The Leona and Social Norms

By Susan T. Hessel

Through 21st century eyes, the Leona is a paradox in lace, combining slip, camisole and drawers. It was the cotton drawers portion that proved perplexing.

They are not sewn together at the bottom (crotch), but are left open between the legs. Today we find this somewhat scandalous, but in 1909 it was both practical and modest. A lady did not need to undress to answer nature’s call, thus preserving her virtue intact.

Back then, the Leona was in that class of clothes dubbed “unmentionables,” which was not universally worn when the Leona Garment Company produced it between 1907 and 1920. The end came when flappers changed to “very risky attire” that included shorter dresses baring more chest and legs. Women left their corsets at home, along with the layers of undergarments that went under and over the corset.

The Leona sales catalog claimed it would cut “your laundry bills in two.” It was lighter and easily washable, and served as a barrier between outer clothes and bodily secretions. Thus, wearers laundered outer clothing less often, something significant when cleanliness and wearing undergarments indicated higher social class.  

Leona Foerster Linker designed and manufactured this undergarment and named it after herself. Linker was apprenticed to a dressmaker at age 12 in Minneapolis, and opened her own shop in La Crosse in 1895, at the age of 16. Later she also became an agent for the Gossard Corset Company of Chicago.

A 1900 La Crosse Daily Press article about her first travels abroad for Gossard carried this headline: “La Crosse Girl’s Luck: Miss Foerster goes to Paris:” It described her as “one little La Crosse girl with a happy heart. For not only will she be enabled to see the great World's Exposition at Paris and travel to other points to interest, but she will do it at no expense to herself and get a salary besides.”
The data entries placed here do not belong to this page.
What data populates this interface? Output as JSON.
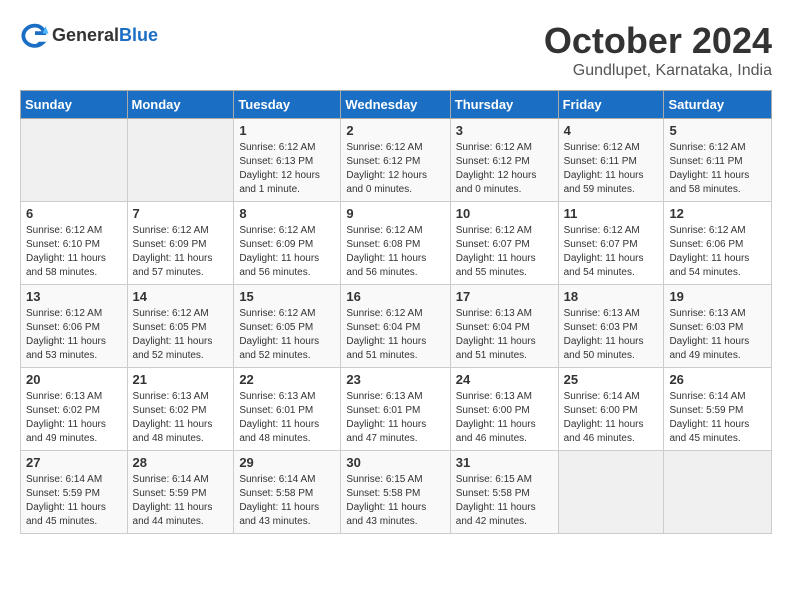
{
  "header": {
    "logo_general": "General",
    "logo_blue": "Blue",
    "month": "October 2024",
    "location": "Gundlupet, Karnataka, India"
  },
  "weekdays": [
    "Sunday",
    "Monday",
    "Tuesday",
    "Wednesday",
    "Thursday",
    "Friday",
    "Saturday"
  ],
  "weeks": [
    [
      {
        "day": "",
        "info": ""
      },
      {
        "day": "",
        "info": ""
      },
      {
        "day": "1",
        "info": "Sunrise: 6:12 AM\nSunset: 6:13 PM\nDaylight: 12 hours and 1 minute."
      },
      {
        "day": "2",
        "info": "Sunrise: 6:12 AM\nSunset: 6:12 PM\nDaylight: 12 hours and 0 minutes."
      },
      {
        "day": "3",
        "info": "Sunrise: 6:12 AM\nSunset: 6:12 PM\nDaylight: 12 hours and 0 minutes."
      },
      {
        "day": "4",
        "info": "Sunrise: 6:12 AM\nSunset: 6:11 PM\nDaylight: 11 hours and 59 minutes."
      },
      {
        "day": "5",
        "info": "Sunrise: 6:12 AM\nSunset: 6:11 PM\nDaylight: 11 hours and 58 minutes."
      }
    ],
    [
      {
        "day": "6",
        "info": "Sunrise: 6:12 AM\nSunset: 6:10 PM\nDaylight: 11 hours and 58 minutes."
      },
      {
        "day": "7",
        "info": "Sunrise: 6:12 AM\nSunset: 6:09 PM\nDaylight: 11 hours and 57 minutes."
      },
      {
        "day": "8",
        "info": "Sunrise: 6:12 AM\nSunset: 6:09 PM\nDaylight: 11 hours and 56 minutes."
      },
      {
        "day": "9",
        "info": "Sunrise: 6:12 AM\nSunset: 6:08 PM\nDaylight: 11 hours and 56 minutes."
      },
      {
        "day": "10",
        "info": "Sunrise: 6:12 AM\nSunset: 6:07 PM\nDaylight: 11 hours and 55 minutes."
      },
      {
        "day": "11",
        "info": "Sunrise: 6:12 AM\nSunset: 6:07 PM\nDaylight: 11 hours and 54 minutes."
      },
      {
        "day": "12",
        "info": "Sunrise: 6:12 AM\nSunset: 6:06 PM\nDaylight: 11 hours and 54 minutes."
      }
    ],
    [
      {
        "day": "13",
        "info": "Sunrise: 6:12 AM\nSunset: 6:06 PM\nDaylight: 11 hours and 53 minutes."
      },
      {
        "day": "14",
        "info": "Sunrise: 6:12 AM\nSunset: 6:05 PM\nDaylight: 11 hours and 52 minutes."
      },
      {
        "day": "15",
        "info": "Sunrise: 6:12 AM\nSunset: 6:05 PM\nDaylight: 11 hours and 52 minutes."
      },
      {
        "day": "16",
        "info": "Sunrise: 6:12 AM\nSunset: 6:04 PM\nDaylight: 11 hours and 51 minutes."
      },
      {
        "day": "17",
        "info": "Sunrise: 6:13 AM\nSunset: 6:04 PM\nDaylight: 11 hours and 51 minutes."
      },
      {
        "day": "18",
        "info": "Sunrise: 6:13 AM\nSunset: 6:03 PM\nDaylight: 11 hours and 50 minutes."
      },
      {
        "day": "19",
        "info": "Sunrise: 6:13 AM\nSunset: 6:03 PM\nDaylight: 11 hours and 49 minutes."
      }
    ],
    [
      {
        "day": "20",
        "info": "Sunrise: 6:13 AM\nSunset: 6:02 PM\nDaylight: 11 hours and 49 minutes."
      },
      {
        "day": "21",
        "info": "Sunrise: 6:13 AM\nSunset: 6:02 PM\nDaylight: 11 hours and 48 minutes."
      },
      {
        "day": "22",
        "info": "Sunrise: 6:13 AM\nSunset: 6:01 PM\nDaylight: 11 hours and 48 minutes."
      },
      {
        "day": "23",
        "info": "Sunrise: 6:13 AM\nSunset: 6:01 PM\nDaylight: 11 hours and 47 minutes."
      },
      {
        "day": "24",
        "info": "Sunrise: 6:13 AM\nSunset: 6:00 PM\nDaylight: 11 hours and 46 minutes."
      },
      {
        "day": "25",
        "info": "Sunrise: 6:14 AM\nSunset: 6:00 PM\nDaylight: 11 hours and 46 minutes."
      },
      {
        "day": "26",
        "info": "Sunrise: 6:14 AM\nSunset: 5:59 PM\nDaylight: 11 hours and 45 minutes."
      }
    ],
    [
      {
        "day": "27",
        "info": "Sunrise: 6:14 AM\nSunset: 5:59 PM\nDaylight: 11 hours and 45 minutes."
      },
      {
        "day": "28",
        "info": "Sunrise: 6:14 AM\nSunset: 5:59 PM\nDaylight: 11 hours and 44 minutes."
      },
      {
        "day": "29",
        "info": "Sunrise: 6:14 AM\nSunset: 5:58 PM\nDaylight: 11 hours and 43 minutes."
      },
      {
        "day": "30",
        "info": "Sunrise: 6:15 AM\nSunset: 5:58 PM\nDaylight: 11 hours and 43 minutes."
      },
      {
        "day": "31",
        "info": "Sunrise: 6:15 AM\nSunset: 5:58 PM\nDaylight: 11 hours and 42 minutes."
      },
      {
        "day": "",
        "info": ""
      },
      {
        "day": "",
        "info": ""
      }
    ]
  ]
}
Clearly, her talent went unnoted in that article, replaced by luck. In keeping with the custom of the day, she did not travel alone -- instead she had a chaperone in Harry Kirby.


Who knew The Leona would say so much about the role of women in the early 20th Century?

This undergarment is one of the objects that will be featured in the exhibition “[art]ifact, Where History Meets Art,” on display from Feb. 26 through April 16 at The Pump House Regional Art Center. It will be displayed alongside a new piece created by artist Misha Bolstad as a response to the history of the Leona Garment Company. “[art]ifact” is a collaboration of the Pump House, the University of Wisconsin-La Crosse Public History Program, and the La Crosse County Historical Society.

This article was originally featured in the La Crosse Tribune.